▶ [Exercise directions]: Work out how many lines of the entries have the word "screenshot" in them. Respond with that number only.

** Opening Supplied data block **

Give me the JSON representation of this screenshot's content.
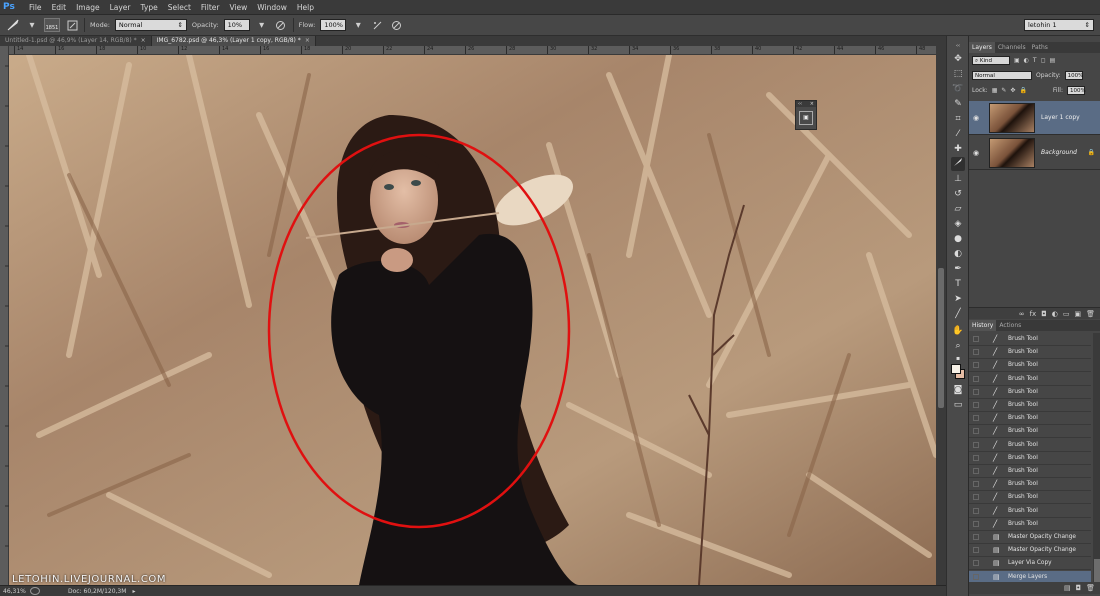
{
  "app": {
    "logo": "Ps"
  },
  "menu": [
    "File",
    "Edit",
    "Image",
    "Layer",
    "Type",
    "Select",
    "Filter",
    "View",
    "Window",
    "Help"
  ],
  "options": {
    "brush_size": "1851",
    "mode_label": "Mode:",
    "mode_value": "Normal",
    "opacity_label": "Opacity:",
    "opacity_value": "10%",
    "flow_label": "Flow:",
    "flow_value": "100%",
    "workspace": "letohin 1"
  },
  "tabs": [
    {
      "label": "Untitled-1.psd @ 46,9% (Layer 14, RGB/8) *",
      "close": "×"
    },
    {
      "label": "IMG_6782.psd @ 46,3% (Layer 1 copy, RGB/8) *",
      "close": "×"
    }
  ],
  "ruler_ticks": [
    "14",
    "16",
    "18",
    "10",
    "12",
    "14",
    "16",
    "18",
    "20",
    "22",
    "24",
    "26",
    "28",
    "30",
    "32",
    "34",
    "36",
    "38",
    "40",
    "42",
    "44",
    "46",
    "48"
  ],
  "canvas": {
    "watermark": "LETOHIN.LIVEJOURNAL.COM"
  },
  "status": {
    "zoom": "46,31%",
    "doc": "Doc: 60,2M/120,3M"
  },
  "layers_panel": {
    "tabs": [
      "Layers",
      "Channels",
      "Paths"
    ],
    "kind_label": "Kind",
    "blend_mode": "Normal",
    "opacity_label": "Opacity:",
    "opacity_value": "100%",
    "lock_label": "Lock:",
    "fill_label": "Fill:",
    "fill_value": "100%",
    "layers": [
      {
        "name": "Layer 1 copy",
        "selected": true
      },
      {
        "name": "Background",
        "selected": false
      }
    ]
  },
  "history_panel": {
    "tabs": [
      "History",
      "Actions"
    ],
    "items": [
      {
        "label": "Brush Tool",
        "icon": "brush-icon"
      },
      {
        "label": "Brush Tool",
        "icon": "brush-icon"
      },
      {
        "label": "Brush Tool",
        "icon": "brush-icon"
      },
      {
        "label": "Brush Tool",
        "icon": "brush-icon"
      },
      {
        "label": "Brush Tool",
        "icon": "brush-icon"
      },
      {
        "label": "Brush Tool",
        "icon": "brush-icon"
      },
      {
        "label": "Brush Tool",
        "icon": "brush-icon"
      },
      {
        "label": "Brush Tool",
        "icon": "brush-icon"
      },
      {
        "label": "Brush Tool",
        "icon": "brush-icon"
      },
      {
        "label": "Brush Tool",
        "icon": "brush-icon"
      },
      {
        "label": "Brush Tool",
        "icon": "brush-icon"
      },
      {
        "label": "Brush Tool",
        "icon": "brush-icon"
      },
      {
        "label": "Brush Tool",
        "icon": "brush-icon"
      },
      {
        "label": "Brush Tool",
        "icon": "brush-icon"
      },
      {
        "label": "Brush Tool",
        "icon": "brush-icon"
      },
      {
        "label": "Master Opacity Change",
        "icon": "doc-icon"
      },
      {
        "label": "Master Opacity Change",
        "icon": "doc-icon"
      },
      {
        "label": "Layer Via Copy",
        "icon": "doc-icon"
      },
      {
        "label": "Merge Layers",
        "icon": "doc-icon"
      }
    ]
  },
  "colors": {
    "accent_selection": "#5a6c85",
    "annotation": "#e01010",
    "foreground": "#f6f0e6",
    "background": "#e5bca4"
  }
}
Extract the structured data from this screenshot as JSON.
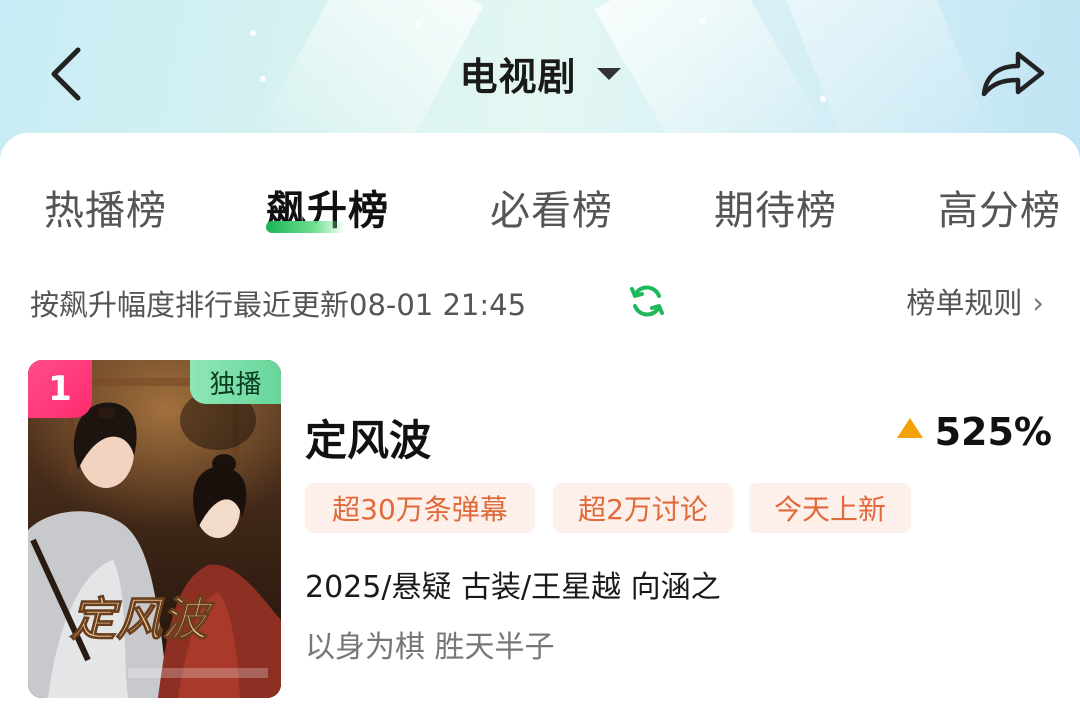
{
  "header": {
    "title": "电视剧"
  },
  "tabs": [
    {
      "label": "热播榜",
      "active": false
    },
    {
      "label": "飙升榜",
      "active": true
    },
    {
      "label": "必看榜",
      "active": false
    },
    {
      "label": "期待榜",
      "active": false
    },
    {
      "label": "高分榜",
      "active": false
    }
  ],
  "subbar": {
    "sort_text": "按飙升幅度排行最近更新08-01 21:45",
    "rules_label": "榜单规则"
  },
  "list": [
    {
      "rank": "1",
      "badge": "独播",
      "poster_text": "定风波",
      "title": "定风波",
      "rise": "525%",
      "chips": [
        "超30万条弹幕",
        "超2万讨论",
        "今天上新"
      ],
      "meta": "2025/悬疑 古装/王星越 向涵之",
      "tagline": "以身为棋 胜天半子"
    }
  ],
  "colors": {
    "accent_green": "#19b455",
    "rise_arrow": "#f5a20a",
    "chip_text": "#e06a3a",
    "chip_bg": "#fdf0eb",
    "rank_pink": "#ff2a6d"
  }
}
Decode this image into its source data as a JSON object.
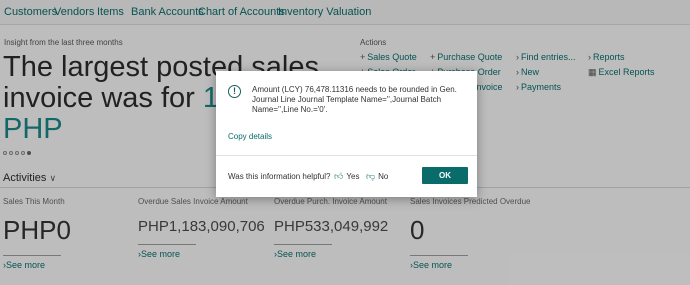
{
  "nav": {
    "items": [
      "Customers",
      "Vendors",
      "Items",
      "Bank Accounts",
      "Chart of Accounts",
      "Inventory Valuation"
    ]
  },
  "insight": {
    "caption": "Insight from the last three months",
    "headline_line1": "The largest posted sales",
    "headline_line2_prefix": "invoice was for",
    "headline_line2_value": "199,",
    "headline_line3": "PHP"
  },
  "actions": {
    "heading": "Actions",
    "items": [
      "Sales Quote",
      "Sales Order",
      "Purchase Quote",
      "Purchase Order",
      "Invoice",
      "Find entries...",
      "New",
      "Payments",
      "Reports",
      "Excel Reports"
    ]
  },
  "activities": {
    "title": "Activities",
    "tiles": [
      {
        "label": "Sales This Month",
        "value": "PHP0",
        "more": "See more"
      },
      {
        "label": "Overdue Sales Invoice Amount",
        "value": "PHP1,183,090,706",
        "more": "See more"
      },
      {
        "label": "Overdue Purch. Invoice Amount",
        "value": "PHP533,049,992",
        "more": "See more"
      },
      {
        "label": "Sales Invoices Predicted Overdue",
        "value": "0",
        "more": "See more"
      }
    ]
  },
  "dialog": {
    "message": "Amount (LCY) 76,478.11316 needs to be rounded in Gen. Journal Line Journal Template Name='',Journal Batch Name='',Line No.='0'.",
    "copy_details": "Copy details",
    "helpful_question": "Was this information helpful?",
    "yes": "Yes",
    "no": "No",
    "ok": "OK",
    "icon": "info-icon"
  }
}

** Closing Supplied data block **

▶ [Exercise solution]: 2